Jeremy Grantham Example
His world-class investment firm had its assets under management shrink 45 percent in the late 1990s as his pessimistic outlook for high-priced technology stocks spurred clients to buy better-performing mutual funds. While ultimately being right, like all humans, he was unable to predict with precision the exact date that the earth would stand still. The 49 percent plunge in the S&P 500 from March 2000 to October 2002 proved Grantham, 72, was right to warn of overvalued U.S. shares.
The Herd is Overweight Emerging Markets
Investment strategists at Bank of America Corp., Credit Suisse Group AG and Societe Generale SA have all said in the past month that emerging-market stocks may climb above levels justified by companies’ assets and earnings because of surging economic growth and the Fed’s efforts to reduce yields on debt securities.
Investors poured more than $60 billion into emerging-market stock mutual funds in 2010. Professional investors are more bullish on emerging markets than any region, according to a Bank of America survey last month.
“Everyone and his dog are now overweight emerging equities, and most stated intentions are to go higher and higher,” Grantham, who helps oversee about $104 billion, wrote in his quarterly letter to clients posted on the firm’s Website.

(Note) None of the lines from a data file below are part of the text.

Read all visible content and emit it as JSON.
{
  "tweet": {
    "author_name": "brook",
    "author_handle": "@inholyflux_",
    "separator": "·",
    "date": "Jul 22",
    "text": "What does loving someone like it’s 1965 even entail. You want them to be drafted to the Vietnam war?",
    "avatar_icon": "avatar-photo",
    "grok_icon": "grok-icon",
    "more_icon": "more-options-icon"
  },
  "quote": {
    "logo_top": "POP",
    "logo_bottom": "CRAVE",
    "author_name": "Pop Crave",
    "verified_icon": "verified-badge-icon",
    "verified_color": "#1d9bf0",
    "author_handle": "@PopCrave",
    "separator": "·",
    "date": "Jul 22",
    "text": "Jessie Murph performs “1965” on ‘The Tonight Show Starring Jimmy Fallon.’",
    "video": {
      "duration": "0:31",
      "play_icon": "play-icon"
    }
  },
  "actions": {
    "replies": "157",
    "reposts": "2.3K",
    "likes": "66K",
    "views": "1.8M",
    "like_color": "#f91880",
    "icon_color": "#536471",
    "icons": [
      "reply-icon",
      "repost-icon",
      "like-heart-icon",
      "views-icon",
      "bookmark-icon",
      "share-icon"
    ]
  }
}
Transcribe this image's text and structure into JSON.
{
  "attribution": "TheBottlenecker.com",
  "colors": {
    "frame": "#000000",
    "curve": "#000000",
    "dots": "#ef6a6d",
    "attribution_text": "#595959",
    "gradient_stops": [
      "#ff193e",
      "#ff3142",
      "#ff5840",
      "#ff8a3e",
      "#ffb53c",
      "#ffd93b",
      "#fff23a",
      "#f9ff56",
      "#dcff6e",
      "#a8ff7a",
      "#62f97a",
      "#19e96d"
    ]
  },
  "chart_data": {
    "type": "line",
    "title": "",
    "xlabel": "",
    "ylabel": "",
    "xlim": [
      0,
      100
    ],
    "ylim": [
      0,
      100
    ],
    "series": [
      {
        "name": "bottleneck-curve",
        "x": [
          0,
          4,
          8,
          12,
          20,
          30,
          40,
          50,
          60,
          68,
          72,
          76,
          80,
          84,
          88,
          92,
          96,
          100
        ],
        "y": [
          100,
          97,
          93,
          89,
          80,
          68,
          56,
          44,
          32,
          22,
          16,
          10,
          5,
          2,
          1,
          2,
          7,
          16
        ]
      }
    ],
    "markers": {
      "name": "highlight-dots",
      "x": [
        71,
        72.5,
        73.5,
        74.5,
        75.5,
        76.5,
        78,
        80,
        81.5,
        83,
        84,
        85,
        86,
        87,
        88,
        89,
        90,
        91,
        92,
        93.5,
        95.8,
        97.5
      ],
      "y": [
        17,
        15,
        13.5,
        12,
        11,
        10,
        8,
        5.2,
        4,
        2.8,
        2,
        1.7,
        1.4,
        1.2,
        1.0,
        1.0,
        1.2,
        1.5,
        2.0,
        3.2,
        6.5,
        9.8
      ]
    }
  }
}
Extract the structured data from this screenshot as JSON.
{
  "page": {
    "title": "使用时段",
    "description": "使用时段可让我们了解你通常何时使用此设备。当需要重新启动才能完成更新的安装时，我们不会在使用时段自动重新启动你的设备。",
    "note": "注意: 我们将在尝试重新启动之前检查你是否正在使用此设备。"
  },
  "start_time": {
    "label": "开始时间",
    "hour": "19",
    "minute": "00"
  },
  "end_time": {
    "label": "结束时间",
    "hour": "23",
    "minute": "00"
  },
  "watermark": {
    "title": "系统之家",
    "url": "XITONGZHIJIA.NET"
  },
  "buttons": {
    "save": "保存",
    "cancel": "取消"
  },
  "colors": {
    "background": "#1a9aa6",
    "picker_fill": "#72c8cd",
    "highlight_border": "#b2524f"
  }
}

Developing nations’ faster expansion “will give a powerful impression of greater value,” he said.
Valuations are the “most stretched” in emerging markets, making them vulnerable to a selloff should global growth disappoint investors, Bob Janjuah, the co-head of cross-asset allocation strategy at Nomura International Plc, said in a Bloomberg Television interview on Oct. 27.
Stocks, bonds and currencies in developing nations are likely to climb to bubble levels as the Fed has rolled out another round of bond purchases, Michael Hartnett, Bank of America’s chief global equity strategist, wrote in an Oct. 21 report.
Credit Suisse’s London-based global equity strategist Andrew Garthwaite says the combination of high savings rates, negative real interest rates and rising asset prices has made emerging-market countries including China and India vulnerable to speculative inflows.
“If ever the stage were set for an emerging market bubble, we think it is now,” Garthwaite wrote in an Oct. 27 research report.
“The headache posed by bubbles depends on the asset managers’ perspective,” wrote Grice. “For skeptics, the pain is on the way up; for true believers, it’s on the way down.”
I am still more comfortable at this juncture accepting the "pain of being early" vs. not safeguarding our client's wealth from what I believe is another bubble brewing.